Smart Showing KG-Like Traits to Horford

Marc D'Amico
Team Reporter and Analyst

addByline("Marc D'Amico", "Celtics.com", "Marc_DAmico");

BOSTON – Marcus Smart has a whole lot of Kevin Garnett in him.

Al Horford didn’t exactly use those words, but he might as well have.

“Marcus Smart is setting the tone in practice every day,” Horford said Friday night before the team’s open-practice scrimmage at TD Garden. “It’s just very impressive to see how hard he plays and how hard he commits.”

Just minutes later, Brad Stevens commented on the third-year guard’s practice habits, and his take wasn’t far off from that of his new big man.

“I’ve said this before: you just know he’s there,” Stevens said. “He is a presence on the floor on both ends.”

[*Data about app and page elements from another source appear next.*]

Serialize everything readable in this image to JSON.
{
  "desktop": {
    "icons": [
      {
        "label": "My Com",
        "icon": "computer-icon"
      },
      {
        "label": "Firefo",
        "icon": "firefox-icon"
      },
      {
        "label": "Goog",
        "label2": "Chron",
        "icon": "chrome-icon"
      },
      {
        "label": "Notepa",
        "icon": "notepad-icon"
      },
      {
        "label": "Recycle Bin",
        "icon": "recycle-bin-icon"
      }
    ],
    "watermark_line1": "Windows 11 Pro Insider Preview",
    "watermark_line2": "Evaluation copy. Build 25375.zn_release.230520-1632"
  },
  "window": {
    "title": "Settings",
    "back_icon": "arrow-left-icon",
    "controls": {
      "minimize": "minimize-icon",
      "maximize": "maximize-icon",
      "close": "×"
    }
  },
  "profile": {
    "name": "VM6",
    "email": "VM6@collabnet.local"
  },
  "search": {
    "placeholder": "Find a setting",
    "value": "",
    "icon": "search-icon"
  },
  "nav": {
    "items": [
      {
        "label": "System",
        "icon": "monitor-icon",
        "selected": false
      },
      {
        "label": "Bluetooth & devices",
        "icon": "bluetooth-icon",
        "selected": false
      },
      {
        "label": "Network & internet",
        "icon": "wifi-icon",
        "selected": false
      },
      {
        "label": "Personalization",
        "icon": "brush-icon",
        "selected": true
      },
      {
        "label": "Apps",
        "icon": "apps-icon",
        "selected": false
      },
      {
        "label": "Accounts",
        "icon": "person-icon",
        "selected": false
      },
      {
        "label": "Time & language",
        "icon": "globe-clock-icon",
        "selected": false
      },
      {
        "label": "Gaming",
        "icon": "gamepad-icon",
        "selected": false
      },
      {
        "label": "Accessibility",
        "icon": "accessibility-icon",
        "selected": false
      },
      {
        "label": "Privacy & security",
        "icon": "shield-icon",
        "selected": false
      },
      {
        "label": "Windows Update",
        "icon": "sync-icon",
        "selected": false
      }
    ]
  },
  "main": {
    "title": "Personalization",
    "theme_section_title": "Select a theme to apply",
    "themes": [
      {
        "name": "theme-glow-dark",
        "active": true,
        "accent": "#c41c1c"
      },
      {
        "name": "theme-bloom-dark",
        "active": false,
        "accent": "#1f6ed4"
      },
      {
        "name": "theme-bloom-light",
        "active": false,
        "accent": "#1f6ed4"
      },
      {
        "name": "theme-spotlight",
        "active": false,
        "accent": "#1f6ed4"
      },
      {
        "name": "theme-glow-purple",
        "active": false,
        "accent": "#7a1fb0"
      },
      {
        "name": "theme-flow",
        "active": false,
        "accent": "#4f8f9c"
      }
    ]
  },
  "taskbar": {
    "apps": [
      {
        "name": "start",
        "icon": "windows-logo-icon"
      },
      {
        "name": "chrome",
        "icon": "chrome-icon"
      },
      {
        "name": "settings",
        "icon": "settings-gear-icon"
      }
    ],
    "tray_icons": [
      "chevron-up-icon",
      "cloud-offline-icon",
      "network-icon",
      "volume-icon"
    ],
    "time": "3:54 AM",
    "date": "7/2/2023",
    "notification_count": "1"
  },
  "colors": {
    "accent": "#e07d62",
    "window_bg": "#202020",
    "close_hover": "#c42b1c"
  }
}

Anyone who played with Kevin Garnett during his illustrious 21-year career would say the exact same things about the former Celtic and future Hall-of-Famer. Now, it appears that Smart is carrying the torch as Boston’s most intense player on the practice court.

“I’ve been seeing that since last year’s Summer League,” fellow guard Terry Rozier said Friday. “I wanted to be like, ‘Wow, he needs to relax a little bit.’”

But that’s the thing that the Celtics love about Smart – and what opponents hate about him. He’s relentless, and never backs down.

“You need a guy like that,” Rozier added. “That’s one of the guys I’ll always take on my team, a guy like Marcus Smart, because he’s always going to make it tough on the opposing team and you always know he’s got your back and he’s always going to play hard.”

Some expect Smart’s offense to catch up to his defense this season, which would allow him to become a true game-changer at both ends of the court. Stevens, however, was quick to remind all who would listen Friday night that Smart, who received two First Team votes for the All-Defensive team as a second-year player last season, is already performing like an elite prospect.

“I think everybody should improve year to year, but I think at the end of the day he’s had a really good two years,” the coach said. “And I know, hey, we all want him to be better, we all want him to get better, he wants to get better, but when you look at it across the younger guys at his age in the league, he’s been up there.”

He sure has, and that trend doesn’t appear to be changing anytime soon.

Why? Because Smart doesn’t just go through the motions; instead, he operates like a fierce competitor every moment he is on a basketball court.

He may not be Kevin Garnett, but Smart practices like him. And that’s why the Celtics have their money on Smart continuing his evolution as one of the top young players the NBA has to offer.